◆ **What you have to do**:
Scan the records that follow, and whenever a line has the word "output", copy it.
#####
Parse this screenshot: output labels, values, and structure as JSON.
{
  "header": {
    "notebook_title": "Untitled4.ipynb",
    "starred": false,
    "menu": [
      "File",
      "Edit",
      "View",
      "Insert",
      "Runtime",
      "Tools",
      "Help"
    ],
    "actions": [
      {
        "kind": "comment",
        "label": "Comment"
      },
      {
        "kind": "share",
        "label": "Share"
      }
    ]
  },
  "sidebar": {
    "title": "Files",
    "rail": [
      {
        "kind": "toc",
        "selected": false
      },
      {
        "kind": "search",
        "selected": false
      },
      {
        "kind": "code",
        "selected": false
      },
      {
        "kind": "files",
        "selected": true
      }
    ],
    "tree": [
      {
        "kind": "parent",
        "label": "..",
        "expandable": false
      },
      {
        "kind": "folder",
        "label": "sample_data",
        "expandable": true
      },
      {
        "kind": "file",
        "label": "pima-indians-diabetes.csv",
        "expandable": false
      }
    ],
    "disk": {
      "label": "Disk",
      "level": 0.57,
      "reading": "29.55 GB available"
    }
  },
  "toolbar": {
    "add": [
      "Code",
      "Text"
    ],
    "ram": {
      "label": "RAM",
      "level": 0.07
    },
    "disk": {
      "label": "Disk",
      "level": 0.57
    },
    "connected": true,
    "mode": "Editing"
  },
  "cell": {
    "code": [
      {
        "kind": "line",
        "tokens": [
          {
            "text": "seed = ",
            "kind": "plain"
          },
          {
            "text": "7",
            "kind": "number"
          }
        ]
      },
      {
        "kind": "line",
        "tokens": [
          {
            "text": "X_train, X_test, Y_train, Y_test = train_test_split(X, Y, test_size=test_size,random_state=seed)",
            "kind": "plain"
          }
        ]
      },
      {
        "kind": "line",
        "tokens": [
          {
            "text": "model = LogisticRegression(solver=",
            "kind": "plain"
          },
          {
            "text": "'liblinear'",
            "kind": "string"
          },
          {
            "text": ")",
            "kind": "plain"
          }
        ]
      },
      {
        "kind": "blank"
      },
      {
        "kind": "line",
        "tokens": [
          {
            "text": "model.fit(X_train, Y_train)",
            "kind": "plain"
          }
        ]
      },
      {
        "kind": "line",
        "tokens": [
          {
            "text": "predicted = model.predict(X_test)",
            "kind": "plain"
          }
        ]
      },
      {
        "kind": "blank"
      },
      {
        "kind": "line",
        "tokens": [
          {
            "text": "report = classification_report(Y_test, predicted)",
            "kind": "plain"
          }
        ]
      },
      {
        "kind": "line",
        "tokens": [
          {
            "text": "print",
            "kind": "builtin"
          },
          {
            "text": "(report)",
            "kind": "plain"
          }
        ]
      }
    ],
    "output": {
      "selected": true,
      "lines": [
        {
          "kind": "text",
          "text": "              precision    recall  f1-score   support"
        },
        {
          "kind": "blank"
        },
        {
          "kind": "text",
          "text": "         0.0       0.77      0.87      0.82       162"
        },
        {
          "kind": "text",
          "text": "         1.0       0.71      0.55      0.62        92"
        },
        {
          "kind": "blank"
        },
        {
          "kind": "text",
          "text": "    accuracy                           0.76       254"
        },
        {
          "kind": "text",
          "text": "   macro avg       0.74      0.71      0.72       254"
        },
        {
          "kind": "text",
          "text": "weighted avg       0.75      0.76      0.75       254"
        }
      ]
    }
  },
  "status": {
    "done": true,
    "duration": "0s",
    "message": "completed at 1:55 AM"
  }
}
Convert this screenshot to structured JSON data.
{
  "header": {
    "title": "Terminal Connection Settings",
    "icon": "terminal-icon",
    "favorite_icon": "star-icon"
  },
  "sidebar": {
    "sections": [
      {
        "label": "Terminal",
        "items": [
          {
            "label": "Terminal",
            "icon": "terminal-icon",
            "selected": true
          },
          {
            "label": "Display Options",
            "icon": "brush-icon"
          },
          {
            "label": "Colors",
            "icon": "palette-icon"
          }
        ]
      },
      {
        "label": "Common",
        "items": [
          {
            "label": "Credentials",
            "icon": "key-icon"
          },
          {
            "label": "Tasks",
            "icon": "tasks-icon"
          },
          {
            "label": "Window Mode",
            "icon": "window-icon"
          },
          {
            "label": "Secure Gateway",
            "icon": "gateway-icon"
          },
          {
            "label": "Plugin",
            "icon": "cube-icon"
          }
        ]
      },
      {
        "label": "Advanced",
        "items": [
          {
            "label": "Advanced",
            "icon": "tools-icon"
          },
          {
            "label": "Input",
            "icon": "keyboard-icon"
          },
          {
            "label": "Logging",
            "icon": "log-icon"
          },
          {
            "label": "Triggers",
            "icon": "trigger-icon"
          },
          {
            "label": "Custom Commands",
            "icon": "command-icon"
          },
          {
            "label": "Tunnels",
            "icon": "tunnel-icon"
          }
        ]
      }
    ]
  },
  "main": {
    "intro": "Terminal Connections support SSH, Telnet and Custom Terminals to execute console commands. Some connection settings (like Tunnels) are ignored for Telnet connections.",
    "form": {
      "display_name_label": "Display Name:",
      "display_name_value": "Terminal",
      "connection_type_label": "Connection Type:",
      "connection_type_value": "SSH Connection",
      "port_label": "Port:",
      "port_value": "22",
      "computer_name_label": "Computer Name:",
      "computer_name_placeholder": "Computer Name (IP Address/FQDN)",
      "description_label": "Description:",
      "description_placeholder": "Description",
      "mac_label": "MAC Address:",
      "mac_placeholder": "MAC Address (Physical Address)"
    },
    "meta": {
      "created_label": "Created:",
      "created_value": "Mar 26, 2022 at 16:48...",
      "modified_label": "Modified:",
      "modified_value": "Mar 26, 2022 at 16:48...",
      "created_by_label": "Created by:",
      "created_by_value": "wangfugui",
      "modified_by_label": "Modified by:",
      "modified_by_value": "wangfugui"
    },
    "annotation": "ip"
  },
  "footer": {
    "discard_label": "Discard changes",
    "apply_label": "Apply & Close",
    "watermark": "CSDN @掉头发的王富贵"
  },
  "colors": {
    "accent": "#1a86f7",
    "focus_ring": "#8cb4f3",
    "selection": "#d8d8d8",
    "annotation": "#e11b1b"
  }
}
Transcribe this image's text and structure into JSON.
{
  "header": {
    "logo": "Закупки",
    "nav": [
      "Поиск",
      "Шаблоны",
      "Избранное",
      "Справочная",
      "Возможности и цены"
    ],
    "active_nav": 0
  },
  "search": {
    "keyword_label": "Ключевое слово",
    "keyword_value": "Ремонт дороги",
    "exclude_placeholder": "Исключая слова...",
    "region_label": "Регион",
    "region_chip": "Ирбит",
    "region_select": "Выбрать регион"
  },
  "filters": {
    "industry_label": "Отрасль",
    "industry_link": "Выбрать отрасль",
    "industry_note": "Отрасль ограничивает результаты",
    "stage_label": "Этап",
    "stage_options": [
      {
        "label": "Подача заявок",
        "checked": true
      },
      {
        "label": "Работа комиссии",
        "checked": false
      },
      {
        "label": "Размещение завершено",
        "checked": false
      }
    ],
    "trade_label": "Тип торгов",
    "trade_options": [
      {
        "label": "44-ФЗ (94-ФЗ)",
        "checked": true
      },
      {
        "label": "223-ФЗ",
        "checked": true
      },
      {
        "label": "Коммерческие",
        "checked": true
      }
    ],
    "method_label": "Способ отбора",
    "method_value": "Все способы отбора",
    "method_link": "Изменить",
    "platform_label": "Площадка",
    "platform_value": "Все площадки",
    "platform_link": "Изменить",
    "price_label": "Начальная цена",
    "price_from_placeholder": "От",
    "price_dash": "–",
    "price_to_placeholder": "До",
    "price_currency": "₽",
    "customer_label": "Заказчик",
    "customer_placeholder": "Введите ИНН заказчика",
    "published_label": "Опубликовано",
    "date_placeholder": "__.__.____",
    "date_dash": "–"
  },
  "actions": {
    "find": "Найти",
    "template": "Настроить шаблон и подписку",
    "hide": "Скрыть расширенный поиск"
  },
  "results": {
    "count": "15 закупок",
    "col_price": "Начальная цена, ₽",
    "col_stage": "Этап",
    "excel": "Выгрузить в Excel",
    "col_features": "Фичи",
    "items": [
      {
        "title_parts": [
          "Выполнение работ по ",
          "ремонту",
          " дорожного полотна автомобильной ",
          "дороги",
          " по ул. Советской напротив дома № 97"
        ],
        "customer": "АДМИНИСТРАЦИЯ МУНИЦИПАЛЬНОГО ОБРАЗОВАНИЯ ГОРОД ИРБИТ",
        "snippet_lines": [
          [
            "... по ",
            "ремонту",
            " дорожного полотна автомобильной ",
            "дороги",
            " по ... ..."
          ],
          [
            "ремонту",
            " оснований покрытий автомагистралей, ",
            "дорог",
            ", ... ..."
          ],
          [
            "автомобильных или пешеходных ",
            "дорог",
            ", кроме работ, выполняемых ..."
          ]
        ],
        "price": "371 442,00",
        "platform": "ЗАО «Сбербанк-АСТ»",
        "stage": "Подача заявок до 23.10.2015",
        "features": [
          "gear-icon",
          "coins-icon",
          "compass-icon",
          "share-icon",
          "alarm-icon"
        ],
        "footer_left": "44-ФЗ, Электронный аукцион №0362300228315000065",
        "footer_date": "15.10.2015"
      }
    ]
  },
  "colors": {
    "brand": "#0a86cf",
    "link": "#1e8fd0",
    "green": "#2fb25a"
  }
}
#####
◆ **Written answer**:
Parse this screenshot: output labels, values, and structure as JSON.
    "output": {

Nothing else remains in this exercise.